**Goal of the exercise**
Every record here should be printed again exactly.

**Provided data**
============================================================
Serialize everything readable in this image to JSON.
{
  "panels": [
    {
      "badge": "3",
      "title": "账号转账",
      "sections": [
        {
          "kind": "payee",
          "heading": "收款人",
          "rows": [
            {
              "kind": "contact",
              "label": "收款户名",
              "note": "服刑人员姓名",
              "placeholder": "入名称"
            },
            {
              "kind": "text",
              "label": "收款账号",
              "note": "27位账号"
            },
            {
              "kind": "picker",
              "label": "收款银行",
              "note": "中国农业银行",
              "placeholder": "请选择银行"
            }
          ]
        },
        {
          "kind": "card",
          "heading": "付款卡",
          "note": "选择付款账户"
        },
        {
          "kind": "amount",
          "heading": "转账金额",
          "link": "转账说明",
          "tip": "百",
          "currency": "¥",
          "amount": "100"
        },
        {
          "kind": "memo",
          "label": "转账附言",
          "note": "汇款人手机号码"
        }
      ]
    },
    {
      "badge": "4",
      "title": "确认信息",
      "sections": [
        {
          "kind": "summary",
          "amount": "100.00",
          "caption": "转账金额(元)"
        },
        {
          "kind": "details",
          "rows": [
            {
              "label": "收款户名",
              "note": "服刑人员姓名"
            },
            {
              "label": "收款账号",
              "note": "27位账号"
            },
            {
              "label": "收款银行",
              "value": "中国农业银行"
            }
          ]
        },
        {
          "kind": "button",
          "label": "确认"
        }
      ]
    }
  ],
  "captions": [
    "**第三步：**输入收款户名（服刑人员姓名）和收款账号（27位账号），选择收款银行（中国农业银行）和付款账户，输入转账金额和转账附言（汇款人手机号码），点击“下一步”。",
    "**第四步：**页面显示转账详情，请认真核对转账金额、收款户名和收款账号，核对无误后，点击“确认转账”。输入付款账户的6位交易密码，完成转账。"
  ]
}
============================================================
**Result of the exercise**
Serialize everything readable in this image to JSON.
{
  "panels": [
    {
      "badge": "3",
      "title": "账号转账",
      "sections": [
        {
          "kind": "payee",
          "heading": "收款人",
          "rows": [
            {
              "kind": "contact",
              "label": "收款户名",
              "note": "服刑人员姓名",
              "placeholder": "入名称"
            },
            {
              "kind": "text",
              "label": "收款账号",
              "note": "27位账号"
            },
            {
              "kind": "picker",
              "label": "收款银行",
              "note": "中国农业银行",
              "placeholder": "请选择银行"
            }
          ]
        },
        {
          "kind": "card",
          "heading": "付款卡",
          "note": "选择付款账户"
        },
        {
          "kind": "amount",
          "heading": "转账金额",
          "link": "转账说明",
          "tip": "百",
          "currency": "¥",
          "amount": "100"
        },
        {
          "kind": "memo",
          "label": "转账附言",
          "note": "汇款人手机号码"
        }
      ]
    },
    {
      "badge": "4",
      "title": "确认信息",
      "sections": [
        {
          "kind": "summary",
          "amount": "100.00",
          "caption": "转账金额(元)"
        },
        {
          "kind": "details",
          "rows": [
            {
              "label": "收款户名",
              "note": "服刑人员姓名"
            },
            {
              "label": "收款账号",
              "note": "27位账号"
            },
            {
              "label": "收款银行",
              "value": "中国农业银行"
            }
          ]
        },
        {
          "kind": "button",
          "label": "确认"
        }
      ]
    }
  ],
  "captions": [
    "**第三步：**输入收款户名（服刑人员姓名）和收款账号（27位账号），选择收款银行（中国农业银行）和付款账户，输入转账金额和转账附言（汇款人手机号码），点击“下一步”。",
    "**第四步：**页面显示转账详情，请认真核对转账金额、收款户名和收款账号，核对无误后，点击“确认转账”。输入付款账户的6位交易密码，完成转账。"
  ]
}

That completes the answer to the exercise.